Brief. Nothing but an exact copy of the records below counts as the answer.
BEGIN
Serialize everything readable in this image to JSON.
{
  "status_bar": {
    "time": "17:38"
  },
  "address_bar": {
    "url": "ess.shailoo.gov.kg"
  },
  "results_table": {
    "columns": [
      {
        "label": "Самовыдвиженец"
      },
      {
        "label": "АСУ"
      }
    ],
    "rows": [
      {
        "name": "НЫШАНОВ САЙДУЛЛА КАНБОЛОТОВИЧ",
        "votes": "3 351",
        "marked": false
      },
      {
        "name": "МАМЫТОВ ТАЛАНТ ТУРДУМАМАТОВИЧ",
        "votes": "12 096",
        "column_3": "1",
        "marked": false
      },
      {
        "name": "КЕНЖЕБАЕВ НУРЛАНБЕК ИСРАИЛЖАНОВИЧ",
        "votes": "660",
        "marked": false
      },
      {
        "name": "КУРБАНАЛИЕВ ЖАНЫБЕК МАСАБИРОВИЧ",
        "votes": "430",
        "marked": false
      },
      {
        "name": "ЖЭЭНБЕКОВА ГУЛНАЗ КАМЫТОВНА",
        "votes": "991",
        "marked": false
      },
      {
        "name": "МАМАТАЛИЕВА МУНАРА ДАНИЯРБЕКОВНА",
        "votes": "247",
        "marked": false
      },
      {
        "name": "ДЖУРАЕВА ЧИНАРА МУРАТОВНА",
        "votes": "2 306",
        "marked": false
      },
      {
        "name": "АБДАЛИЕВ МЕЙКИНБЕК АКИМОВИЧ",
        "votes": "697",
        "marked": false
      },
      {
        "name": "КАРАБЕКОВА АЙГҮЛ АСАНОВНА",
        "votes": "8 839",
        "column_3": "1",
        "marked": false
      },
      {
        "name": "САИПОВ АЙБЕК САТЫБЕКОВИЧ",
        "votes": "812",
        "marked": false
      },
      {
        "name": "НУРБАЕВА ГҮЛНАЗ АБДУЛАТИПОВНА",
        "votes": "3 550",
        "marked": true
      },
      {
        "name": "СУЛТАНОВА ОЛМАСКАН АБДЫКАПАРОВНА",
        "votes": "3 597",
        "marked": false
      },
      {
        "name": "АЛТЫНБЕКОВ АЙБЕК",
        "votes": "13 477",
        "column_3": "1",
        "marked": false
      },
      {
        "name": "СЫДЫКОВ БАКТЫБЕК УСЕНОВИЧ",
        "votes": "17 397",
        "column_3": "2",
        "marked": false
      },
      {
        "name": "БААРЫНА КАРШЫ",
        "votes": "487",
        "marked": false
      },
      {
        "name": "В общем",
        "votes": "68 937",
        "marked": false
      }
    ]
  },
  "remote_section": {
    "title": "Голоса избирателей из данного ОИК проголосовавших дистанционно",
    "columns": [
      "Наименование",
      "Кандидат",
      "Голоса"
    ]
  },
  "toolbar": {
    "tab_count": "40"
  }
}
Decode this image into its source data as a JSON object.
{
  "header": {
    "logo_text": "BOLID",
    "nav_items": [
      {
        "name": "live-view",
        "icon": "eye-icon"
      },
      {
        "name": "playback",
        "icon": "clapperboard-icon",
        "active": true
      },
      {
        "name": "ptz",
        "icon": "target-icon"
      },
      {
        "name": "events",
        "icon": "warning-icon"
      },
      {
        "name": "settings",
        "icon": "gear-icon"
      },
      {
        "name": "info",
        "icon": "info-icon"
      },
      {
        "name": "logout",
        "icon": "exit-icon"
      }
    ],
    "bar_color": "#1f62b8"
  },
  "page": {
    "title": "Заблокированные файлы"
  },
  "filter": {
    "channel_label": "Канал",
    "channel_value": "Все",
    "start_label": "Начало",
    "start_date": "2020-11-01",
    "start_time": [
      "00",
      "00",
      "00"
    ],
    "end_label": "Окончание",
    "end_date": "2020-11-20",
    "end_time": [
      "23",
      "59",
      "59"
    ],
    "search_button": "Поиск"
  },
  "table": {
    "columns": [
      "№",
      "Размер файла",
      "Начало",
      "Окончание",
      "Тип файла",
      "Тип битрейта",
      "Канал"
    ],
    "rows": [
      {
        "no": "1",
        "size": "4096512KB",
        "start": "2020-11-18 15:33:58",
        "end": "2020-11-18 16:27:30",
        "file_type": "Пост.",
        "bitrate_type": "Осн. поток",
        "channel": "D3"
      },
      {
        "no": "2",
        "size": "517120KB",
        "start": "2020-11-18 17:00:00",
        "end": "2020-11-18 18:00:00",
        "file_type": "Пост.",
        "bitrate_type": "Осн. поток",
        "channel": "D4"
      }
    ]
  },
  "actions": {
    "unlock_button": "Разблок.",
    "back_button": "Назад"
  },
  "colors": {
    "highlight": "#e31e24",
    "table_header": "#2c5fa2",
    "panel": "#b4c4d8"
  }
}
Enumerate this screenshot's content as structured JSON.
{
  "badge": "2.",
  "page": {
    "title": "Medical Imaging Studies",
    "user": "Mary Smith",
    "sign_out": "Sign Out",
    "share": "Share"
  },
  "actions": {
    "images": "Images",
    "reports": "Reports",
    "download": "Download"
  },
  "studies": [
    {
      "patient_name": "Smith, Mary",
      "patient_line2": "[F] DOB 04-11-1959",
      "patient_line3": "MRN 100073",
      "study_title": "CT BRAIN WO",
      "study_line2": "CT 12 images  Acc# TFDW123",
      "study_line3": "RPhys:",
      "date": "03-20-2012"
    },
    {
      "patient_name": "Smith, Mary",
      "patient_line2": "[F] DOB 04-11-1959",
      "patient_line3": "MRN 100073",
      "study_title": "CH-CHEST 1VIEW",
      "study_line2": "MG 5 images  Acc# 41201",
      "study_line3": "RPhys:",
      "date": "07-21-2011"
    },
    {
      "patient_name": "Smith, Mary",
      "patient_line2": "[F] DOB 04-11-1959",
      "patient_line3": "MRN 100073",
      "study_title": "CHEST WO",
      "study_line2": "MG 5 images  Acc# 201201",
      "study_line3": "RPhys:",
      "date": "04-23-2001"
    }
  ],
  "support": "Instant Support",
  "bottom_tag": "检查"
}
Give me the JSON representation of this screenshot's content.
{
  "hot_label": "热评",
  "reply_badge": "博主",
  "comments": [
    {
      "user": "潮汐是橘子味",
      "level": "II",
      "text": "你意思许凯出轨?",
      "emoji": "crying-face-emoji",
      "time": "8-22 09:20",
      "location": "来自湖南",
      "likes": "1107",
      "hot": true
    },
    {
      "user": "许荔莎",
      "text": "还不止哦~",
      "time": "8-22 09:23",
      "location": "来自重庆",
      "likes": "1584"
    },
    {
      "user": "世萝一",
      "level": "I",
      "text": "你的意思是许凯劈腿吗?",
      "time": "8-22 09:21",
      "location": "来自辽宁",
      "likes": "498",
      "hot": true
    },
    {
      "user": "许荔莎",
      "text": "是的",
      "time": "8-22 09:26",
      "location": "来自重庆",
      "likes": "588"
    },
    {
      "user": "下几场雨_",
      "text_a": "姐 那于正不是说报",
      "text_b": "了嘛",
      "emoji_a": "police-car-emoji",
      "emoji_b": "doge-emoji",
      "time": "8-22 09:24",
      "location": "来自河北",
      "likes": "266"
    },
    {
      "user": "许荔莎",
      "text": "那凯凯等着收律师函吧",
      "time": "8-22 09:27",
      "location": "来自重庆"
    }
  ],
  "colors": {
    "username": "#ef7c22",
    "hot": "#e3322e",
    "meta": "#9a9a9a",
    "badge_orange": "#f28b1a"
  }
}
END
Reply.
Serialize everything readable in this image to JSON.
{
  "status_bar": {
    "time": "17:38"
  },
  "address_bar": {
    "url": "ess.shailoo.gov.kg"
  },
  "results_table": {
    "columns": [
      {
        "label": "Самовыдвиженец"
      },
      {
        "label": "АСУ"
      }
    ],
    "rows": [
      {
        "name": "НЫШАНОВ САЙДУЛЛА КАНБОЛОТОВИЧ",
        "votes": "3 351",
        "marked": false
      },
      {
        "name": "МАМЫТОВ ТАЛАНТ ТУРДУМАМАТОВИЧ",
        "votes": "12 096",
        "column_3": "1",
        "marked": false
      },
      {
        "name": "КЕНЖЕБАЕВ НУРЛАНБЕК ИСРАИЛЖАНОВИЧ",
        "votes": "660",
        "marked": false
      },
      {
        "name": "КУРБАНАЛИЕВ ЖАНЫБЕК МАСАБИРОВИЧ",
        "votes": "430",
        "marked": false
      },
      {
        "name": "ЖЭЭНБЕКОВА ГУЛНАЗ КАМЫТОВНА",
        "votes": "991",
        "marked": false
      },
      {
        "name": "МАМАТАЛИЕВА МУНАРА ДАНИЯРБЕКОВНА",
        "votes": "247",
        "marked": false
      },
      {
        "name": "ДЖУРАЕВА ЧИНАРА МУРАТОВНА",
        "votes": "2 306",
        "marked": false
      },
      {
        "name": "АБДАЛИЕВ МЕЙКИНБЕК АКИМОВИЧ",
        "votes": "697",
        "marked": false
      },
      {
        "name": "КАРАБЕКОВА АЙГҮЛ АСАНОВНА",
        "votes": "8 839",
        "column_3": "1",
        "marked": false
      },
      {
        "name": "САИПОВ АЙБЕК САТЫБЕКОВИЧ",
        "votes": "812",
        "marked": false
      },
      {
        "name": "НУРБАЕВА ГҮЛНАЗ АБДУЛАТИПОВНА",
        "votes": "3 550",
        "marked": true
      },
      {
        "name": "СУЛТАНОВА ОЛМАСКАН АБДЫКАПАРОВНА",
        "votes": "3 597",
        "marked": false
      },
      {
        "name": "АЛТЫНБЕКОВ АЙБЕК",
        "votes": "13 477",
        "column_3": "1",
        "marked": false
      },
      {
        "name": "СЫДЫКОВ БАКТЫБЕК УСЕНОВИЧ",
        "votes": "17 397",
        "column_3": "2",
        "marked": false
      },
      {
        "name": "БААРЫНА КАРШЫ",
        "votes": "487",
        "marked": false
      },
      {
        "name": "В общем",
        "votes": "68 937",
        "marked": false
      }
    ]
  },
  "remote_section": {
    "title": "Голоса избирателей из данного ОИК проголосовавших дистанционно",
    "columns": [
      "Наименование",
      "Кандидат",
      "Голоса"
    ]
  },
  "toolbar": {
    "tab_count": "40"
  }
}
Decode this image into its source data as a JSON object.
{
  "header": {
    "logo_text": "BOLID",
    "nav_items": [
      {
        "name": "live-view",
        "icon": "eye-icon"
      },
      {
        "name": "playback",
        "icon": "clapperboard-icon",
        "active": true
      },
      {
        "name": "ptz",
        "icon": "target-icon"
      },
      {
        "name": "events",
        "icon": "warning-icon"
      },
      {
        "name": "settings",
        "icon": "gear-icon"
      },
      {
        "name": "info",
        "icon": "info-icon"
      },
      {
        "name": "logout",
        "icon": "exit-icon"
      }
    ],
    "bar_color": "#1f62b8"
  },
  "page": {
    "title": "Заблокированные файлы"
  },
  "filter": {
    "channel_label": "Канал",
    "channel_value": "Все",
    "start_label": "Начало",
    "start_date": "2020-11-01",
    "start_time": [
      "00",
      "00",
      "00"
    ],
    "end_label": "Окончание",
    "end_date": "2020-11-20",
    "end_time": [
      "23",
      "59",
      "59"
    ],
    "search_button": "Поиск"
  },
  "table": {
    "columns": [
      "№",
      "Размер файла",
      "Начало",
      "Окончание",
      "Тип файла",
      "Тип битрейта",
      "Канал"
    ],
    "rows": [
      {
        "no": "1",
        "size": "4096512KB",
        "start": "2020-11-18 15:33:58",
        "end": "2020-11-18 16:27:30",
        "file_type": "Пост.",
        "bitrate_type": "Осн. поток",
        "channel": "D3"
      },
      {
        "no": "2",
        "size": "517120KB",
        "start": "2020-11-18 17:00:00",
        "end": "2020-11-18 18:00:00",
        "file_type": "Пост.",
        "bitrate_type": "Осн. поток",
        "channel": "D4"
      }
    ]
  },
  "actions": {
    "unlock_button": "Разблок.",
    "back_button": "Назад"
  },
  "colors": {
    "highlight": "#e31e24",
    "table_header": "#2c5fa2",
    "panel": "#b4c4d8"
  }
}
Enumerate this screenshot's content as structured JSON.
{
  "badge": "2.",
  "page": {
    "title": "Medical Imaging Studies",
    "user": "Mary Smith",
    "sign_out": "Sign Out",
    "share": "Share"
  },
  "actions": {
    "images": "Images",
    "reports": "Reports",
    "download": "Download"
  },
  "studies": [
    {
      "patient_name": "Smith, Mary",
      "patient_line2": "[F] DOB 04-11-1959",
      "patient_line3": "MRN 100073",
      "study_title": "CT BRAIN WO",
      "study_line2": "CT 12 images  Acc# TFDW123",
      "study_line3": "RPhys:",
      "date": "03-20-2012"
    },
    {
      "patient_name": "Smith, Mary",
      "patient_line2": "[F] DOB 04-11-1959",
      "patient_line3": "MRN 100073",
      "study_title": "CH-CHEST 1VIEW",
      "study_line2": "MG 5 images  Acc# 41201",
      "study_line3": "RPhys:",
      "date": "07-21-2011"
    },
    {
      "patient_name": "Smith, Mary",
      "patient_line2": "[F] DOB 04-11-1959",
      "patient_line3": "MRN 100073",
      "study_title": "CHEST WO",
      "study_line2": "MG 5 images  Acc# 201201",
      "study_line3": "RPhys:",
      "date": "04-23-2001"
    }
  ],
  "support": "Instant Support",
  "bottom_tag": "检查"
}
Give me the JSON representation of this screenshot's content.
{
  "hot_label": "热评",
  "reply_badge": "博主",
  "comments": [
    {
      "user": "潮汐是橘子味",
      "level": "II",
      "text": "你意思许凯出轨?",
      "emoji": "crying-face-emoji",
      "time": "8-22 09:20",
      "location": "来自湖南",
      "likes": "1107",
      "hot": true
    },
    {
      "user": "许荔莎",
      "text": "还不止哦~",
      "time": "8-22 09:23",
      "location": "来自重庆",
      "likes": "1584"
    },
    {
      "user": "世萝一",
      "level": "I",
      "text": "你的意思是许凯劈腿吗?",
      "time": "8-22 09:21",
      "location": "来自辽宁",
      "likes": "498",
      "hot": true
    },
    {
      "user": "许荔莎",
      "text": "是的",
      "time": "8-22 09:26",
      "location": "来自重庆",
      "likes": "588"
    },
    {
      "user": "下几场雨_",
      "text_a": "姐 那于正不是说报",
      "text_b": "了嘛",
      "emoji_a": "police-car-emoji",
      "emoji_b": "doge-emoji",
      "time": "8-22 09:24",
      "location": "来自河北",
      "likes": "266"
    },
    {
      "user": "许荔莎",
      "text": "那凯凯等着收律师函吧",
      "time": "8-22 09:27",
      "location": "来自重庆"
    }
  ],
  "colors": {
    "username": "#ef7c22",
    "hot": "#e3322e",
    "meta": "#9a9a9a",
    "badge_orange": "#f28b1a"
  }
}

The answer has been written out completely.